With a good sports bra, much of the support comes from the band, not the straps. But those straps can still dig into your shoulders, so most sports bras made to accommodate large breasts will also have wide, padded shoulder straps to reduce the discomfort.
Exercise to Reduce Breast Size
If you and your doctor have decided that you should use exercise to reduce breast size for now, or if you know you have some excess body fat and you're curious to see how slimming down will affect your breast size and shape, how much should you work out?
A good first target is the amount of physical activity recommended by the U.S. Department of Health and Human Services to maintain good physical health, which is 150 minutes of moderate-intensity exercise each week. That works out to about 30 minutes of moderate exercise per day, five days a week.
You may need more physical activity than this to lose that excess body fat, but it's a good place to start. From there, you can gradually increase your workout duration, frequency or intensity until you start seeing the results you want.
If you're large-breasted, high-impact activities like running and step aerobics may be painful due to the amount of breast movement they cause. Although a good sports bra can help a lot, low-impact exercises can be very effective for weight loss too.
Don't be afraid to look into low-impact exercises, such as walking, cycling, swimming, ballroom dancing and running on an elliptical trainer.
Eat Healthy for Fat Loss
How you eat can have an enormous effect on your body composition, or how much fat you carry on your body. If you're really serious about losing the excess fat that you may be carrying in your breasts, you'll get the best results — and feel better doing it — if you pair physical activity with a healthy diet.
Start by using the U.S. Department of Health and Human Services table of estimated calorie needs to get a rough estimate of how many calories you should be eating per day based on your age, gender and how physically active you are. Next, follow the Dietary Guidelines' key recommendations for a healthy diet that'll give your body the fuel it needs to stay active.
- Focus on eating plenty of colorful fruits and vegetables, and high-fiber whole grains.
- Limit your fat intake from dairy foods.
- Eat high-quality proteins including seafood, lean meats, egg, legumes, and nuts and seeds.
- Limit your intake of unhealthy saturated fats, trans fats, added sugar and added sodium.
If using exercise to reduce breast size hasn't produced results, or hasn't produced enough results, you might be a candidate for surgical breast reduction. Together, you and your doctor will decide which approach is best for your needs.
Obesity can be a contraindication for breast reduction surgery. Plus, it's impossible to exactly predict the effects of weight loss on your breast shape and size. For this reason, your doctor might advise you to try using exercise to reduce breast fat first, even if breast reduction surgery is probably in the cards for you later.
- ExRX.net: "Spot Reduction Myth"

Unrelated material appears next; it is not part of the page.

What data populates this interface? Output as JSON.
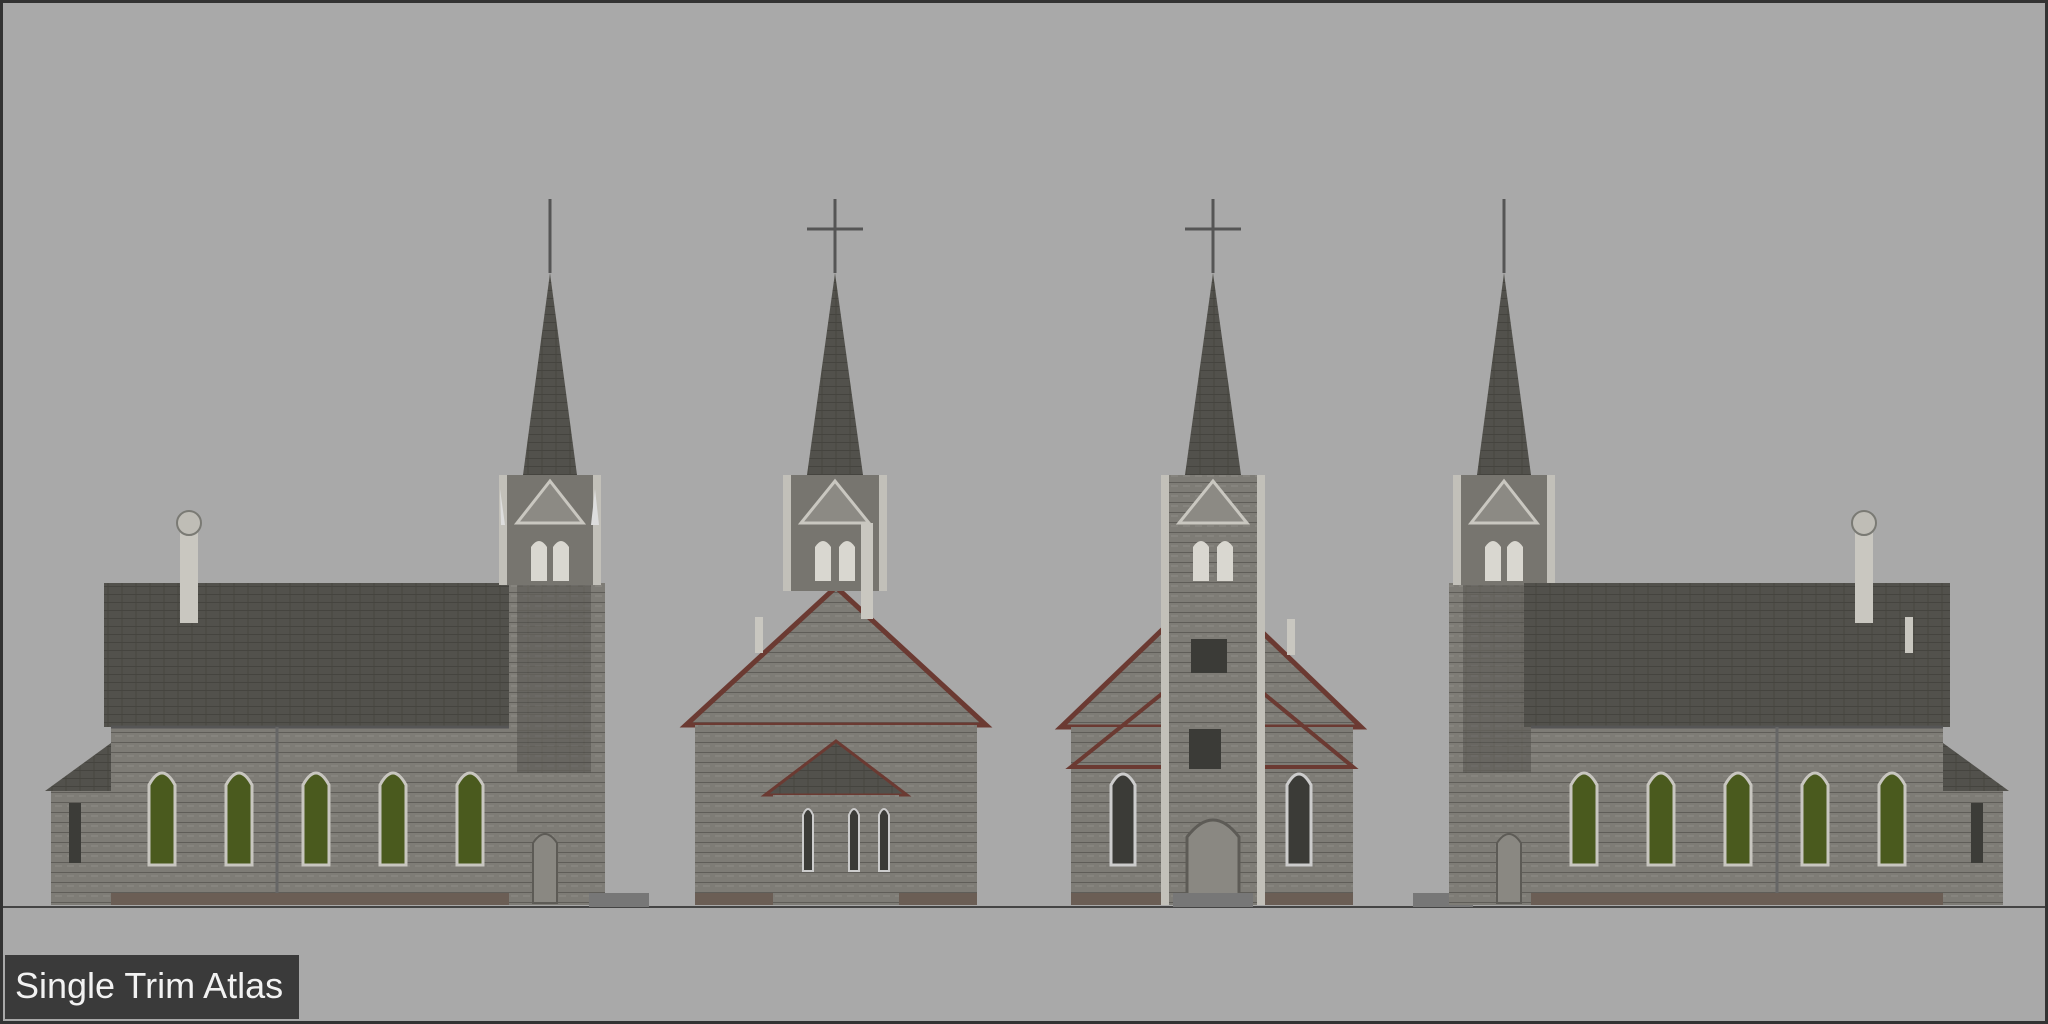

- The National Weight Control Registry: "NWCR Facts"
- Mayo Clinic: "Breast Reduction Surgery"
- National Health Service: "How a Well-Fitted Sports Bra Can Reduce Breast Pain"

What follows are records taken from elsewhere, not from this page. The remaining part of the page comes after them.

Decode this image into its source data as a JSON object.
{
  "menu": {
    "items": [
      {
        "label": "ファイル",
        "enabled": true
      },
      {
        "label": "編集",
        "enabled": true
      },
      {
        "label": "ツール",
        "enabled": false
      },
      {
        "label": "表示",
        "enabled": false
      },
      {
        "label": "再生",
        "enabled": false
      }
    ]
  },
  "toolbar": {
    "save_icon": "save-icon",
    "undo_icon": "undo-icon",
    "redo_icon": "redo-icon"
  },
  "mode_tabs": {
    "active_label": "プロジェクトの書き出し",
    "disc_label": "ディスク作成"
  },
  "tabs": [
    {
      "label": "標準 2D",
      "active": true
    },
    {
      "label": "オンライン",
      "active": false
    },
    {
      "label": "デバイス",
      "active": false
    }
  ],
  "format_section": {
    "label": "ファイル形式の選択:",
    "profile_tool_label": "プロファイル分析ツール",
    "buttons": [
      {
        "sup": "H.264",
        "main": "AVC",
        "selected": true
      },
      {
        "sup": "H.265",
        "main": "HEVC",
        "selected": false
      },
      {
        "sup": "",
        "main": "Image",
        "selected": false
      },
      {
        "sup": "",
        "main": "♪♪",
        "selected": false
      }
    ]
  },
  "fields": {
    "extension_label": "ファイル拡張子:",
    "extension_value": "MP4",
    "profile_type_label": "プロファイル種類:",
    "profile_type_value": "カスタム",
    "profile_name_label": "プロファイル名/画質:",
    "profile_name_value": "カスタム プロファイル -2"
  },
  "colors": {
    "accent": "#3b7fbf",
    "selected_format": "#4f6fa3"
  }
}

- Journal of Physical Activity and Health: "The Influence of the Breast on Physical Activity Participation in Females"
- Sports Bras Direct: "What Does 'Compression' or 'Encapsulation' Actually Mean?"
- Health.gov: "Physical Activity Guidelines for Americans"
- Health.gov: "Key Elements of Healthy Eating Patterns"
- Health.gov: "Estimated Calorie Needs per Day, by Age, Sex, and Physical Activity Level"
- Stony Brook Medicine: General Breast Health